Dataset records section start

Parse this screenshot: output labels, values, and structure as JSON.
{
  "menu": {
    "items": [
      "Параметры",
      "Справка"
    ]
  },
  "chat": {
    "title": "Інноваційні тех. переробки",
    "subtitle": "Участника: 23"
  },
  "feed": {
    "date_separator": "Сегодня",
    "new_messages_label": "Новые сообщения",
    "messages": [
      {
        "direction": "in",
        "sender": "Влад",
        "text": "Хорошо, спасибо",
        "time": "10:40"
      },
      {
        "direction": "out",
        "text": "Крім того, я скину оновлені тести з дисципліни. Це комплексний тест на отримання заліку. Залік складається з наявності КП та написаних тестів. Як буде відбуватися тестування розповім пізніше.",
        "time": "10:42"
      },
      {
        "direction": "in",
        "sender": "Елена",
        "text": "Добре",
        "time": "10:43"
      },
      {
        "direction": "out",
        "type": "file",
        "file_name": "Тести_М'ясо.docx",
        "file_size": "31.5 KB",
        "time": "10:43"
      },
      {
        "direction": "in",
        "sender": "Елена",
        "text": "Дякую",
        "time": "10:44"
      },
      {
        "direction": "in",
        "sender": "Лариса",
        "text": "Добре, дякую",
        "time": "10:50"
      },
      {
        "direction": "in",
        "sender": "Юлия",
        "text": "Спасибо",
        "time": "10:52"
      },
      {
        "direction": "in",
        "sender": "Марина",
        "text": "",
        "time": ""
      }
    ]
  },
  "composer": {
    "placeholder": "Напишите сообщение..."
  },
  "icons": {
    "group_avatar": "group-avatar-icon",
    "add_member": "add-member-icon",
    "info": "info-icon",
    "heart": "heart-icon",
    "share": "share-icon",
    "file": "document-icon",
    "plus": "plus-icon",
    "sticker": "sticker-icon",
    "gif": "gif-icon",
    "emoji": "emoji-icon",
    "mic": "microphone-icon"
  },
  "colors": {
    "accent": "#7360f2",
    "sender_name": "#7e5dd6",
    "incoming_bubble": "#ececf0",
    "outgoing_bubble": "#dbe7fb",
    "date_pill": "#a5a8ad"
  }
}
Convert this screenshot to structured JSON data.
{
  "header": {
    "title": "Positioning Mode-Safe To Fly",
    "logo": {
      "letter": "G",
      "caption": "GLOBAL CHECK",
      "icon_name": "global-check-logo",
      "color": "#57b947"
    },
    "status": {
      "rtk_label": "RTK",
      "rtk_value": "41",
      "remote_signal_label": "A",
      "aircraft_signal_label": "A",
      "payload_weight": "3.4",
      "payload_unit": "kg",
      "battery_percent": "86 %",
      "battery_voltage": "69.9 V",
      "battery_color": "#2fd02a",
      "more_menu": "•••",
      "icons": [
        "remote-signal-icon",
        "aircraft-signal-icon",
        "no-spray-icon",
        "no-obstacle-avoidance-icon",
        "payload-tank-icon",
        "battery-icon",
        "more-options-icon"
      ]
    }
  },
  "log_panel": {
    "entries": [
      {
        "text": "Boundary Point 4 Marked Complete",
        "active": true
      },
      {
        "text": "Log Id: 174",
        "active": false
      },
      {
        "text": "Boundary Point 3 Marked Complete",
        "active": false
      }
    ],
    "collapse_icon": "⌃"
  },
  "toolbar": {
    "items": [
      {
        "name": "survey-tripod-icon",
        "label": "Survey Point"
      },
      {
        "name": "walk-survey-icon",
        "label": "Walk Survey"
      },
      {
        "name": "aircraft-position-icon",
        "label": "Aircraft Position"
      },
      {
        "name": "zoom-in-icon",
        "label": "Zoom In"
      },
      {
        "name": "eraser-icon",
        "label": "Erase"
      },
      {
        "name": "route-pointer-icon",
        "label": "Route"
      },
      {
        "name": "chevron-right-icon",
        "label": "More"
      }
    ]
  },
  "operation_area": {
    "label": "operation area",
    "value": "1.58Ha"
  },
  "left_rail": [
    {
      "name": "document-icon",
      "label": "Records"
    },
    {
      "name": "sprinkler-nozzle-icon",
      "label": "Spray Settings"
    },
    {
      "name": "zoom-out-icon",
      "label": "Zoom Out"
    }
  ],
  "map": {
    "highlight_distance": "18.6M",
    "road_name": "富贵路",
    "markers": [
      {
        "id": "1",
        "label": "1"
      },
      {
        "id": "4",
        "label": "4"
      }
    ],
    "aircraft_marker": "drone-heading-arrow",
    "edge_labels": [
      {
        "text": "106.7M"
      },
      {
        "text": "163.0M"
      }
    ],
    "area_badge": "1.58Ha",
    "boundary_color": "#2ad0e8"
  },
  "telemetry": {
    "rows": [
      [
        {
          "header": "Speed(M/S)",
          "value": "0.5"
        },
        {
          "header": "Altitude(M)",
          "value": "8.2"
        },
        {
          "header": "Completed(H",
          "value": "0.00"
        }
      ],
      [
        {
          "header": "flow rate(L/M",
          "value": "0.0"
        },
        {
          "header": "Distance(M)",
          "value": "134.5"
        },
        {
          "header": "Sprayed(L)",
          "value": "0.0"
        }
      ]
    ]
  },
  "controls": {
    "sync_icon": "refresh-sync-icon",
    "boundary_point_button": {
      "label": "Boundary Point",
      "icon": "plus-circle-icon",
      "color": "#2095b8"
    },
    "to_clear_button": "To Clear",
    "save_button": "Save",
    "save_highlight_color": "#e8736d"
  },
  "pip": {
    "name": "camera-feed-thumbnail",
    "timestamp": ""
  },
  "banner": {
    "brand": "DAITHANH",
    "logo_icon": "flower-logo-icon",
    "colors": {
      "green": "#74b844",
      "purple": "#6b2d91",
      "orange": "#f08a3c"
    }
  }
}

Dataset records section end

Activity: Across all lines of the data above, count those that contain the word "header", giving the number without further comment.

Answer: 7